Inadequately educated citizens see the world in black and white, settle for sound bites rather than discourse, fail to distinguish information from disinformation, and succumb to manipulation by clever attack ads and faux news.
I have good friends. They are in a mixed marriage: she's a Republican, he's a Democrat. Both take their respective affiliations seriously. They've always made their union of political opposites work. But this season, there is coolness in the political air.
I am grateful to have moved beyond the blinders of my family's politics. I am grateful to know my own mind, one that is progressive and liberal, and that neither of those are dirty words (and neither is conservative, for the record).
There aren't too many things that can be satisfactorily explained with a single, two-valued variable like left-right. And I never found satisfying a discussion of which of the Republican candidateswas farther right or who was more conservative.
By targeting risk factors and having specific solutions, we can expect to prevent most crime before we have to punish it. Be wary when you hear politicians promoting one-step solutions to crime. The real world is complicated and so are the solutions.
Rick Santorum is absolutely right that higher education is a liberal and secular force in our society at present. But he's also highly simplistic in his view that it creates liberals or atheists -- or that it intentionally discriminates against conservatives or the devout.
There is a policy myth is that churches and charities alone could take care of the problems of poverty -- especially if we slashed taxes. But this really has more to do with libertarian political ideology than good theology.
Despite gains made by the Republican Party, support for activist government remains very strong.

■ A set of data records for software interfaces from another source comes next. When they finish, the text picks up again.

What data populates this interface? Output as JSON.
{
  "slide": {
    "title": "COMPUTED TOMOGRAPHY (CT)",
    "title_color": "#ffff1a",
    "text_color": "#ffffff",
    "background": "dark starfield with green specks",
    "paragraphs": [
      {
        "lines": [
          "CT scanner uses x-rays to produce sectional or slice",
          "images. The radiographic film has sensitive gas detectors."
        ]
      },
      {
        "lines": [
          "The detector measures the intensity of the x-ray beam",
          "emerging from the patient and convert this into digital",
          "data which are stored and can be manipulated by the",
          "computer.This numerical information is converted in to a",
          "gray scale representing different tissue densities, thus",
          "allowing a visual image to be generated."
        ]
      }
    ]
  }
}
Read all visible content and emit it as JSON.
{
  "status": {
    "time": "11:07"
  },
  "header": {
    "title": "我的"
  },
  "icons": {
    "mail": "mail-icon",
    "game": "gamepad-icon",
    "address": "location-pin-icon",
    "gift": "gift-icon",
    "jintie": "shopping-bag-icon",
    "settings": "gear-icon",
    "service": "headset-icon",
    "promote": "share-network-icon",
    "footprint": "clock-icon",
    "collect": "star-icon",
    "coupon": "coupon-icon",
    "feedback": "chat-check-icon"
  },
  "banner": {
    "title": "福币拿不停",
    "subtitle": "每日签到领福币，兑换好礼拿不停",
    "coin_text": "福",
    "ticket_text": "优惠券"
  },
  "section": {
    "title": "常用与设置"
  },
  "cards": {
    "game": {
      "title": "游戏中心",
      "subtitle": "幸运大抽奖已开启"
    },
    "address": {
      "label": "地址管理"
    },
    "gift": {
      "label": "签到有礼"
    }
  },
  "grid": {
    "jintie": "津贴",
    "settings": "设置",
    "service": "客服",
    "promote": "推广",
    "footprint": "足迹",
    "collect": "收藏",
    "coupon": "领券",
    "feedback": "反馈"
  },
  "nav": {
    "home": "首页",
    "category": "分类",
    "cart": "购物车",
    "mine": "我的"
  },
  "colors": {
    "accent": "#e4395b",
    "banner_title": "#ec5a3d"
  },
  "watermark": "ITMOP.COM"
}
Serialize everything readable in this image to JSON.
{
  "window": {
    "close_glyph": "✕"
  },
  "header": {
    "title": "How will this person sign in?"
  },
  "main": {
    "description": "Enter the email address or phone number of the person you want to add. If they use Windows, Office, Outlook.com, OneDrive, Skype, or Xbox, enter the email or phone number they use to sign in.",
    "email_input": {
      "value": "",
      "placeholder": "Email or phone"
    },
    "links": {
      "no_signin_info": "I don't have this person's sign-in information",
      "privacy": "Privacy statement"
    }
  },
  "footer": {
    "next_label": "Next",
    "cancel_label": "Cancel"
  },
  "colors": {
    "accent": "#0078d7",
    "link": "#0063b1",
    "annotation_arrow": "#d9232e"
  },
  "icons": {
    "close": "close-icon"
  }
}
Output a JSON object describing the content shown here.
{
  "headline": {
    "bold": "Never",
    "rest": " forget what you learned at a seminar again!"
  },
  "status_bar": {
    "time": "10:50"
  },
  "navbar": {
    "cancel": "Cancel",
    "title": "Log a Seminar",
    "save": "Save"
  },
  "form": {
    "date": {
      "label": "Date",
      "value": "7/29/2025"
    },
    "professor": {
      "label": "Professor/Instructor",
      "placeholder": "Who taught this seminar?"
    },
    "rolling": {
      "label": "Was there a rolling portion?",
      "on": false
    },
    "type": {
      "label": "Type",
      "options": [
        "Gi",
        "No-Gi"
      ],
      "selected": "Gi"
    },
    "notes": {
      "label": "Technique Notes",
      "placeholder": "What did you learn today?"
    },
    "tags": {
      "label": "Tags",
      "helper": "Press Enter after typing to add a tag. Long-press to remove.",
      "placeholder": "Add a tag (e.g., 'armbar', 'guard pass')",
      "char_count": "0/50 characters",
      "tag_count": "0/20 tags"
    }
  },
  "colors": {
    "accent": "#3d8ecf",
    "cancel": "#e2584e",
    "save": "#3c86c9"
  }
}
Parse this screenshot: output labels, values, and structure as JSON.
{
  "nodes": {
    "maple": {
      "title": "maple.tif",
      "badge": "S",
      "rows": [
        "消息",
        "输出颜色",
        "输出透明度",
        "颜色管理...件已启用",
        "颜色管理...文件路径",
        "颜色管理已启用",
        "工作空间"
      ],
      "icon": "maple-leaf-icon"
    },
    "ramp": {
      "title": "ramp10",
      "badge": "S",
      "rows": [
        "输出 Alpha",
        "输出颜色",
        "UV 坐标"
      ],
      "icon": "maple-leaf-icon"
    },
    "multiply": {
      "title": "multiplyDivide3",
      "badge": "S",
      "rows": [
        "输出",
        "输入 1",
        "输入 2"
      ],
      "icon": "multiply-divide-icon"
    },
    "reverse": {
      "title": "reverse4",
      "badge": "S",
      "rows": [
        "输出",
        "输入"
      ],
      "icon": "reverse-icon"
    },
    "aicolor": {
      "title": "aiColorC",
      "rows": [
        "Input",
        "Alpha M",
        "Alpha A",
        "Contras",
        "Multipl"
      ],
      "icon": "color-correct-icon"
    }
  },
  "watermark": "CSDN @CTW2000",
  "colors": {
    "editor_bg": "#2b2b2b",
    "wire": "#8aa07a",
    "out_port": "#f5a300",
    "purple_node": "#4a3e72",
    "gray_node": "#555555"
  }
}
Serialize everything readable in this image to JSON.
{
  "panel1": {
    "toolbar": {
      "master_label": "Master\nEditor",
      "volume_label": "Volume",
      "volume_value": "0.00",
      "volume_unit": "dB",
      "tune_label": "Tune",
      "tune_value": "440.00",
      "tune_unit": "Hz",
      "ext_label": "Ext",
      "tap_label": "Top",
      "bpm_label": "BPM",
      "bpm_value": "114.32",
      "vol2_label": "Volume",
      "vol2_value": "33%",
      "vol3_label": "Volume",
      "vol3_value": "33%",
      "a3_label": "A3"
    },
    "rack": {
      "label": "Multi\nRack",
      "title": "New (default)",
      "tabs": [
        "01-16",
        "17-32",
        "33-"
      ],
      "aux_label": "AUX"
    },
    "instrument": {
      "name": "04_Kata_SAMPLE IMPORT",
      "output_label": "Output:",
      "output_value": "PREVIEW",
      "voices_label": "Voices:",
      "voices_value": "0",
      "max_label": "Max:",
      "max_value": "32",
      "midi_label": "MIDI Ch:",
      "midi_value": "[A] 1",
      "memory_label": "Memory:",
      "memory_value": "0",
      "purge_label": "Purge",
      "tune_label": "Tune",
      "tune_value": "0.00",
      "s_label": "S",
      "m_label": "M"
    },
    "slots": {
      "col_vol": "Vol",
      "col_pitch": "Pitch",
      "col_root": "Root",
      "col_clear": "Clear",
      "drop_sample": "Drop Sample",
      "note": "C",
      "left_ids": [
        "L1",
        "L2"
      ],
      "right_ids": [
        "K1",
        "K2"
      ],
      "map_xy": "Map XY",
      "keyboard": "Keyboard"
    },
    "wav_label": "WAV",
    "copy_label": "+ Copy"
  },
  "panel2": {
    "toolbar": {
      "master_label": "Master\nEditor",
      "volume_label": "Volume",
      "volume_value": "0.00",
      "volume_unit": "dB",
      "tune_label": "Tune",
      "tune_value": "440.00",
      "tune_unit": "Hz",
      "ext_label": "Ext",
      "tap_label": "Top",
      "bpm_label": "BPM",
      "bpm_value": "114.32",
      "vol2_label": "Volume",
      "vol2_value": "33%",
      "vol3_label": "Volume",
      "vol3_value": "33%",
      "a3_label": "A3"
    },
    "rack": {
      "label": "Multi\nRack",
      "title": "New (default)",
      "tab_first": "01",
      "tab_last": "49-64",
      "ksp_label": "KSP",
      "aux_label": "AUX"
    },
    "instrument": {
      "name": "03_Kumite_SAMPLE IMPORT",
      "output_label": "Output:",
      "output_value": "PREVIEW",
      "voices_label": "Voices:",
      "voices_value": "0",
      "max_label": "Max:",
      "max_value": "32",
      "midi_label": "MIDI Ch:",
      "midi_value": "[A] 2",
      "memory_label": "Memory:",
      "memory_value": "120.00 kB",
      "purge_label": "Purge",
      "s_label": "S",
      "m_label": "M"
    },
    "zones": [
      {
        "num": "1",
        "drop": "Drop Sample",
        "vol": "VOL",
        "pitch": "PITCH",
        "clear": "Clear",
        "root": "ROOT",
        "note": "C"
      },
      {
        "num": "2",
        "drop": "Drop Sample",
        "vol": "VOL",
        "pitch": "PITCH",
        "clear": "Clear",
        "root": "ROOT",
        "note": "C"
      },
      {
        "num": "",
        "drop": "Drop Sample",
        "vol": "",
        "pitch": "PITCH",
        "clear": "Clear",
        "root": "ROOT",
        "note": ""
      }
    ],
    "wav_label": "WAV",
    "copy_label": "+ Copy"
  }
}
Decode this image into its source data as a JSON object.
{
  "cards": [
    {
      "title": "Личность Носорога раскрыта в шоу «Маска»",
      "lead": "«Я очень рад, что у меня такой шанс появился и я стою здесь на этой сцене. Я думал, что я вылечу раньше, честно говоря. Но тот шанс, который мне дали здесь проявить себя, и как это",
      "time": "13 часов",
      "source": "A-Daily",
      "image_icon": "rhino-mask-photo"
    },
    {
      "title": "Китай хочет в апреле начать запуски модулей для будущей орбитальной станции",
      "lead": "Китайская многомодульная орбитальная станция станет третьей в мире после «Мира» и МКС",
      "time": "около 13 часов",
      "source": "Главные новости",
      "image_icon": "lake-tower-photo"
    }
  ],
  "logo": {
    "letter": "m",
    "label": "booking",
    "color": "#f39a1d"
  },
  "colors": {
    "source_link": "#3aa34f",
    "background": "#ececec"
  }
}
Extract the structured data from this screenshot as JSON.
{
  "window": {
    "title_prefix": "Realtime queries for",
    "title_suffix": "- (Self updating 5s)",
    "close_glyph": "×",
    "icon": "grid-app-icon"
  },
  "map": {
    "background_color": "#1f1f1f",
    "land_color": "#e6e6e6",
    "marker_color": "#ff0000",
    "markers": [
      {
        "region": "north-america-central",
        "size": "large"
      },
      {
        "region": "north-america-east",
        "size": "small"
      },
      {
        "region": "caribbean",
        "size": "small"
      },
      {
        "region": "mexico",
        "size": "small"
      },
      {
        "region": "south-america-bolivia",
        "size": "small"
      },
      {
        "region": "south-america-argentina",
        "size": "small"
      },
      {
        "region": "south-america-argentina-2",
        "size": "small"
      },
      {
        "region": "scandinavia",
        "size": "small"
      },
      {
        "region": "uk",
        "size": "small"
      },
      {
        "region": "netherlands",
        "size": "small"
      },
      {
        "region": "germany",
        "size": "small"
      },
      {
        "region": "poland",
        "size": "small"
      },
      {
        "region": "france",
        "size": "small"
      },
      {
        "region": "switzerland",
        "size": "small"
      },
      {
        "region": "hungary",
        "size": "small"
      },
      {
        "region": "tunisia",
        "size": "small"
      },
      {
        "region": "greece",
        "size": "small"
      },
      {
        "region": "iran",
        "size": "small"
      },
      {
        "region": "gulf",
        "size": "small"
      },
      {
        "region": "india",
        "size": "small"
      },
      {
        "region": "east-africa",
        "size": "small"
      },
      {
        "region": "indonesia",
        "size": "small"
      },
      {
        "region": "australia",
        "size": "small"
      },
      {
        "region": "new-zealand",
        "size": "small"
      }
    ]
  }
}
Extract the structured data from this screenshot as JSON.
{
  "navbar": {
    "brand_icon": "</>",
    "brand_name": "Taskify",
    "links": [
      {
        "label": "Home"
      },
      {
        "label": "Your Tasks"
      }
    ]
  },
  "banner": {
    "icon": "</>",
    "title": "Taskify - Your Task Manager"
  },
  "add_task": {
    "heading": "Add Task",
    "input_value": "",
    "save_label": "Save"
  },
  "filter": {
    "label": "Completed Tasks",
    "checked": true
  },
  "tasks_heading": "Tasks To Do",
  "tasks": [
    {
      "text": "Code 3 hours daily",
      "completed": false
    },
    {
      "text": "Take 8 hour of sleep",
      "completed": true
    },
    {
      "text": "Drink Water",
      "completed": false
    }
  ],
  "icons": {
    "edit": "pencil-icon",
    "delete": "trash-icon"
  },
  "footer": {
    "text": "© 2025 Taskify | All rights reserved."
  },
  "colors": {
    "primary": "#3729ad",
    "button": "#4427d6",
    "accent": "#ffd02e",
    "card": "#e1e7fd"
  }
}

Evidence from Gallup shows that Americans tend to be ideological conservatives but operational liberals.